On December 9, the Danish eSports company Astralis Group is looking to go public, making this the first time an initial public offer has ever been proposed by an eSports team.
The Astralis Group, which owns the League of Legends team Origen, FIFA’s Future FC, and Counter-Strike: Astralis’s Global Offensive, revealed plans to take over the public company a few months after its division from RFRSH Entertainment. The move marks the first time an organisation has gone public with an intimate involvement in managing and owning sports teams.
Astralis is currently the world’s top-ranking Counter-Strike team and earlier this year won its third consecutive CSGO major, while Origen is a permanent LEC franchise.
The company plans to raise between $18 million and $22 million with the offer, according to the IPO prospectus of the Astralis Group. With the brand already partnered with Audi and Logitech’s likes, the IPO should attract serious investor interest. The company’s listing will take place on or before December 9 on the First North Growth Market stock exchange of Nasdaq.
In September, the Astralis Group was split from RFRSH Entertainment in the middle of a conflict of interest over the inclusion of Astralis in RFRSH-run BLAST Pro Series tournaments. The two entities eventually split up with Astralis Group taking over the team operations of the company while RFRSH Entertainment continued as the organiser of the tournament.
Typically, organisations relied on outside funding from venture capital firms to establish their brands until the announcement of the Astralis Group. That route has also been followed by the Astralis Corporation, but it will now enter untested territory.
There was only one like Astralis Group test case. Super League Gaming, a gaming-centered event planning company, was released in February with an IPO of $25 million. Although the IPO was flooded with hype, in fact it was a disaster.
The value plunged after release after opening at $11 a share. As of November 29, 2019, it now sits at $2.47 per share.
Nevertheless, the Astralis Group is very distinct from SLG. The firm is led by veterans of the industry and its products are teams, not services. They start on a much firmer ground in that respect.
The location of AG in Denmark is another bonus for the IPO, as the country accepted sports unusually. For example, after winning the BLAST Pro Series in Copenhagen, Denmark’s Prime Minister Lars Løkke Rasmussen visited the Astralis facilities in person to congratulate the team. The players themselves enjoy celebrity status in their home country and often appear after big wins in newspapers and on Danish TV.
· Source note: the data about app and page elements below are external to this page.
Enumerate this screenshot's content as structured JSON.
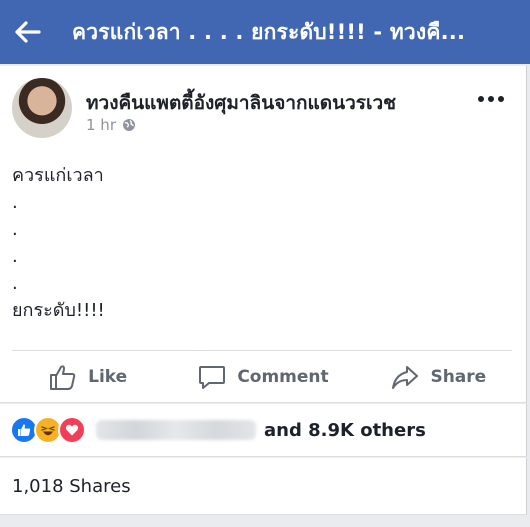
{
  "topbar": {
    "title": "ควรแก่เวลา . . . . ยกระดับ!!!! - ทวงคื...",
    "back_icon": "arrow-left-icon",
    "bg_color": "#4267b2"
  },
  "post": {
    "author": "ทวงคืนแพตตี้อังศุมาลินจากแดนวรเวช",
    "time": "1 hr",
    "privacy_icon": "globe-icon",
    "text": "ควรแก่เวลา\n.\n.\n.\n.\nยกระดับ!!!!"
  },
  "actions": {
    "like_label": "Like",
    "comment_label": "Comment",
    "share_label": "Share"
  },
  "reactions": {
    "icons": [
      "like-reaction-icon",
      "haha-reaction-icon",
      "love-reaction-icon"
    ],
    "others_text": "and 8.9K others"
  },
  "shares": {
    "text": "1,018 Shares"
  }
}
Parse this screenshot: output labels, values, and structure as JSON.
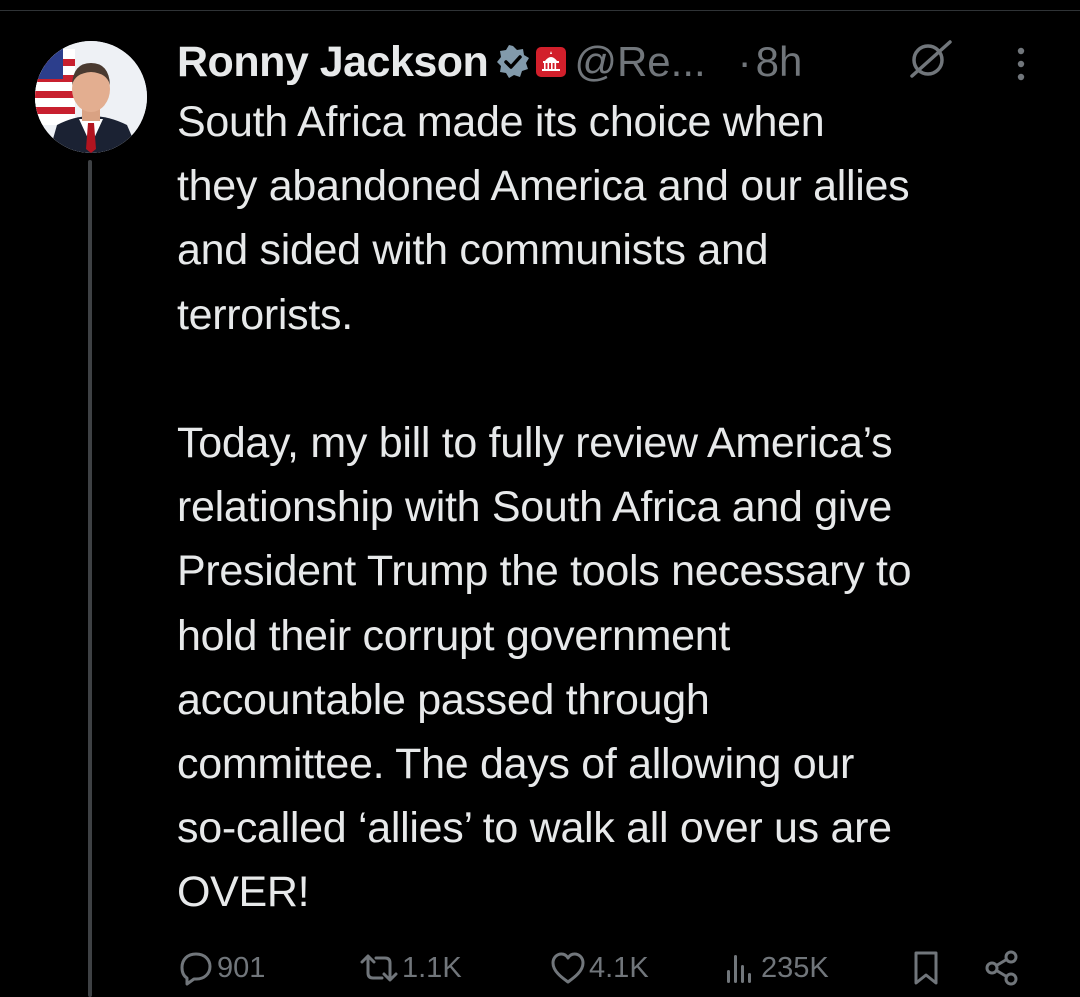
{
  "post": {
    "author": {
      "display_name": "Ronny Jackson",
      "handle": "@Re...",
      "verified_icon": "verified-badge-icon",
      "affiliation_icon": "capitol-badge-icon"
    },
    "timestamp_separator": "·",
    "timestamp": "8h",
    "text_lines": [
      "South Africa made its choice when",
      "they abandoned America and our allies",
      "and sided with communists and",
      "terrorists.",
      "",
      "Today, my bill to fully review America’s",
      "relationship with South Africa and give",
      "President Trump the tools necessary to",
      "hold their corrupt government",
      "accountable passed through",
      "committee. The days of allowing our",
      "so-called ‘allies’ to walk all over us are",
      "OVER!"
    ],
    "actions": {
      "replies": "901",
      "reposts": "1.1K",
      "likes": "4.1K",
      "views": "235K"
    }
  },
  "colors": {
    "background": "#000000",
    "text_primary": "#e7e9ea",
    "text_secondary": "#71767b",
    "verified_blue_gray": "#829aab",
    "affiliation_red": "#d21f2b"
  }
}
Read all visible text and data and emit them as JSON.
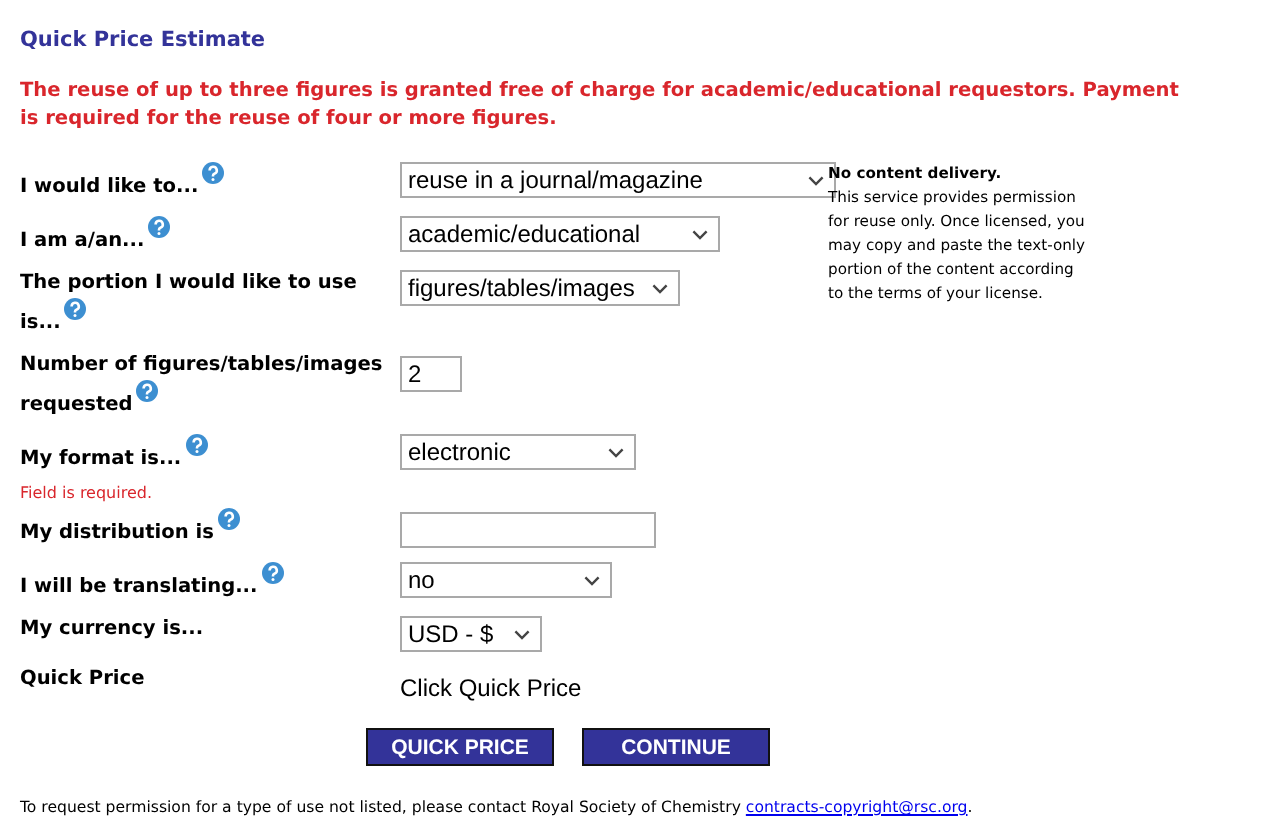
{
  "title": "Quick Price Estimate",
  "notice": "The reuse of up to three figures is granted free of charge for academic/educational requestors. Payment is required for the reuse of four or more figures.",
  "fields": [
    {
      "kind": "select",
      "label": "I would like to...",
      "help": true,
      "value": "reuse in a journal/magazine"
    },
    {
      "kind": "select",
      "label": "I am a/an...",
      "help": true,
      "value": "academic/educational"
    },
    {
      "kind": "select",
      "label": "The portion I would like to use is...",
      "help": true,
      "value": "figures/tables/images"
    },
    {
      "kind": "input",
      "label": "Number of figures/tables/images requested",
      "help": true,
      "value": "2"
    },
    {
      "kind": "select",
      "label": "My format is...",
      "help": true,
      "value": "electronic"
    },
    {
      "kind": "input",
      "label": "My distribution is",
      "help": true,
      "error": "Field is required."
    },
    {
      "kind": "select",
      "label": "I will be translating...",
      "help": true,
      "value": "no"
    },
    {
      "kind": "select",
      "label": "My currency is...",
      "help": false,
      "value": "USD - $"
    },
    {
      "kind": "text",
      "label": "Quick Price",
      "help": false,
      "value": "Click Quick Price"
    }
  ],
  "note": {
    "heading": "No content delivery.",
    "body": "This service provides permission for reuse only. Once licensed, you may copy and paste the text-only portion of the content according to the terms of your license."
  },
  "buttons": [
    "QUICK PRICE",
    "CONTINUE"
  ],
  "footer": {
    "text": "To request permission for a type of use not listed, please contact Royal Society of Chemistry",
    "link": "contracts-copyright@rsc.org",
    "tail": "."
  }
}
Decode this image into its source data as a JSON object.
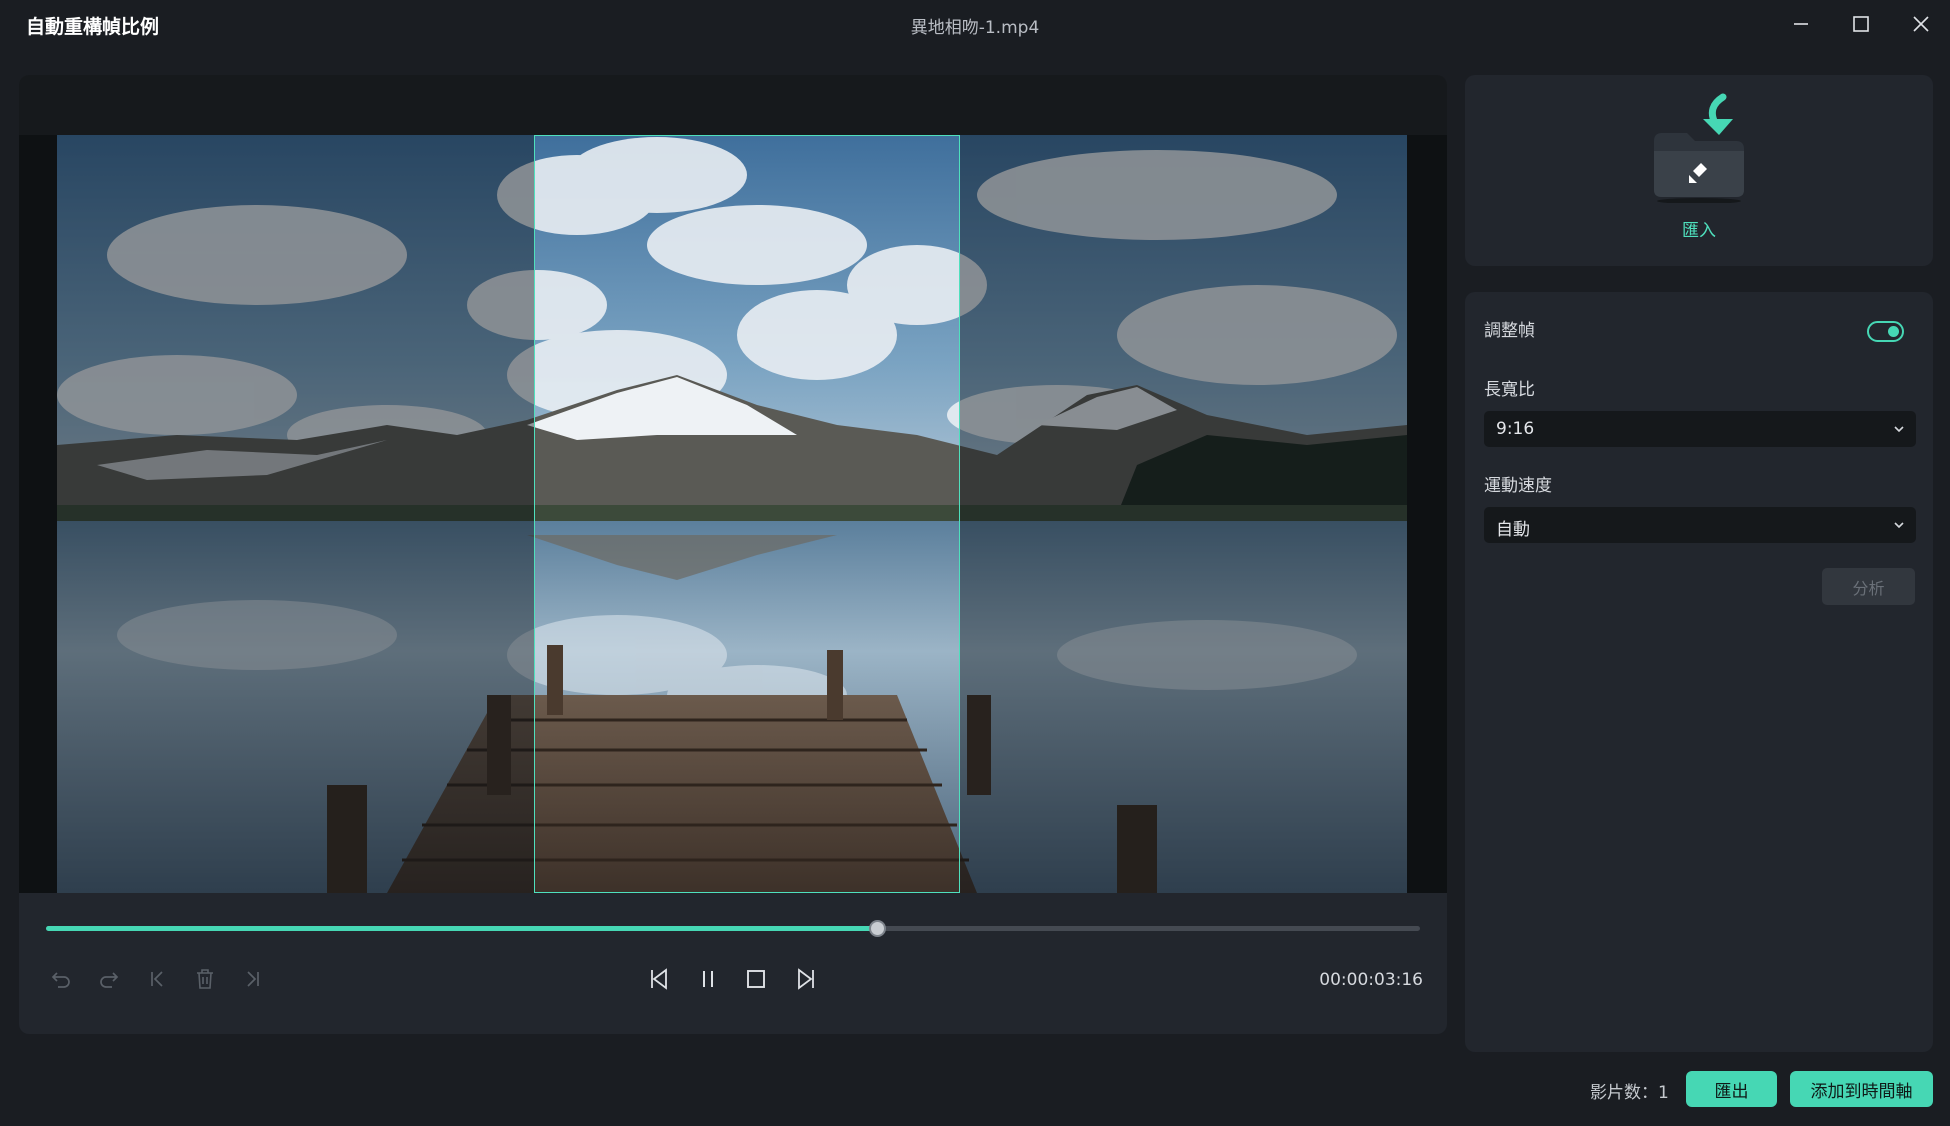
{
  "window": {
    "title": "自動重構幀比例",
    "file_name": "異地相吻-1.mp4",
    "controls": [
      "minimize-icon",
      "maximize-icon",
      "close-icon"
    ]
  },
  "player": {
    "progress": 0.605,
    "timecode": "00:00:03:16",
    "crop_aspect": "9:16",
    "left_controls": [
      "undo-icon",
      "redo-icon",
      "mark-in-icon",
      "delete-icon",
      "mark-out-icon"
    ],
    "center_controls": [
      "step-back-icon",
      "pause-icon",
      "stop-icon",
      "step-forward-icon"
    ]
  },
  "import": {
    "label": "匯入",
    "icon": "import-folder-icon"
  },
  "settings": {
    "adjust_frame_label": "調整幀",
    "adjust_frame_on": true,
    "aspect_ratio_label": "長寬比",
    "aspect_ratio_value": "9:16",
    "motion_speed_label": "運動速度",
    "motion_speed_value": "自動",
    "analyze_label": "分析"
  },
  "footer": {
    "clip_count": "影片数：1",
    "export_label": "匯出",
    "add_timeline_label": "添加到時間軸"
  },
  "colors": {
    "accent": "#46d7b4",
    "background": "#1a1d22",
    "panel": "#22262d"
  }
}
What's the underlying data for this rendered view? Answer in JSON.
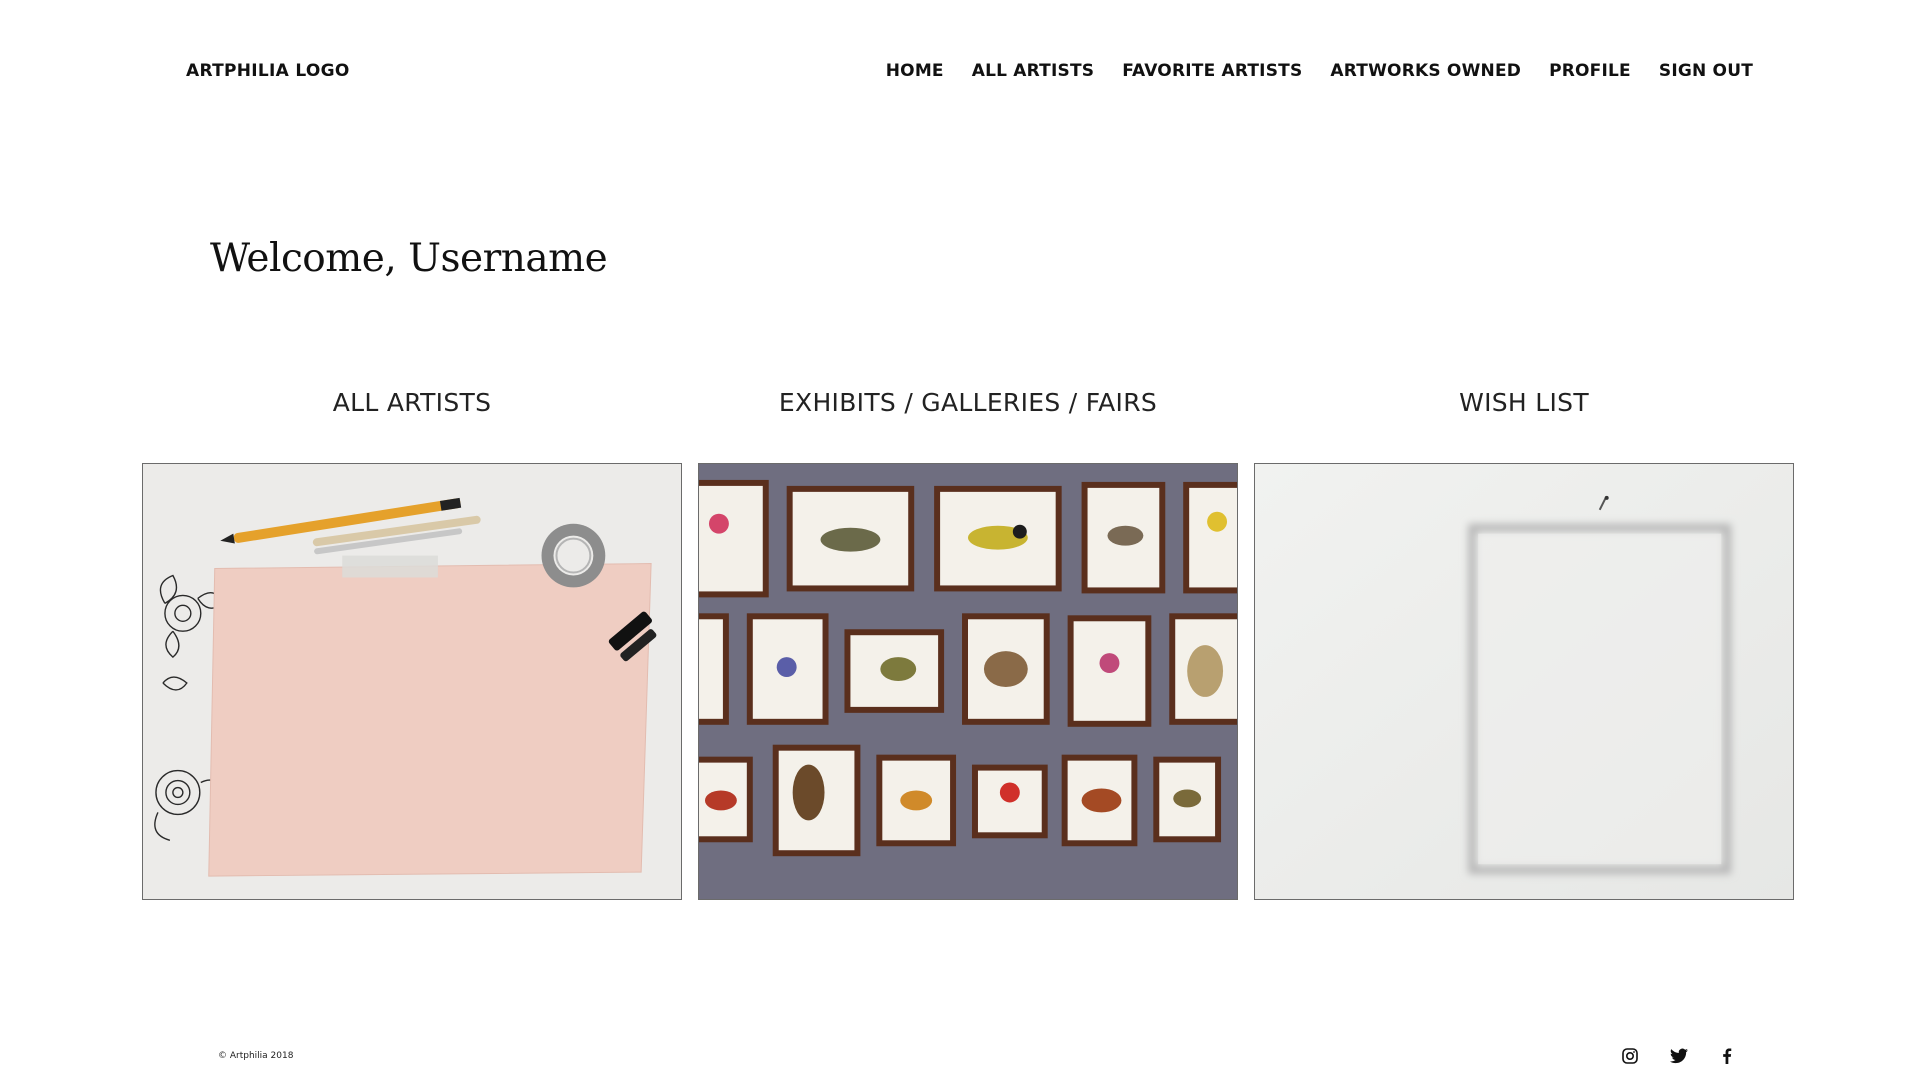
{
  "header": {
    "logo": "ARTPHILIA LOGO",
    "nav": [
      "HOME",
      "ALL ARTISTS",
      "FAVORITE ARTISTS",
      "ARTWORKS OWNED",
      "PROFILE",
      "SIGN OUT"
    ]
  },
  "welcome": "Welcome, Username",
  "cards": [
    {
      "title": "ALL ARTISTS"
    },
    {
      "title": "EXHIBITS / GALLERIES / FAIRS"
    },
    {
      "title": "WISH LIST"
    }
  ],
  "footer": {
    "copyright": "© Artphilia 2018",
    "social": [
      "instagram-icon",
      "twitter-icon",
      "facebook-icon"
    ]
  },
  "colors": {
    "text": "#111111",
    "card_border": "#6b6b6b",
    "gallery_wall": "#6f6e80",
    "paper_pink": "#efcdc2"
  }
}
For now, the Astralis Group is watching the rest of the world’s sports. If the IPO is successful, it could lead to a similar plunge in a number of organisations.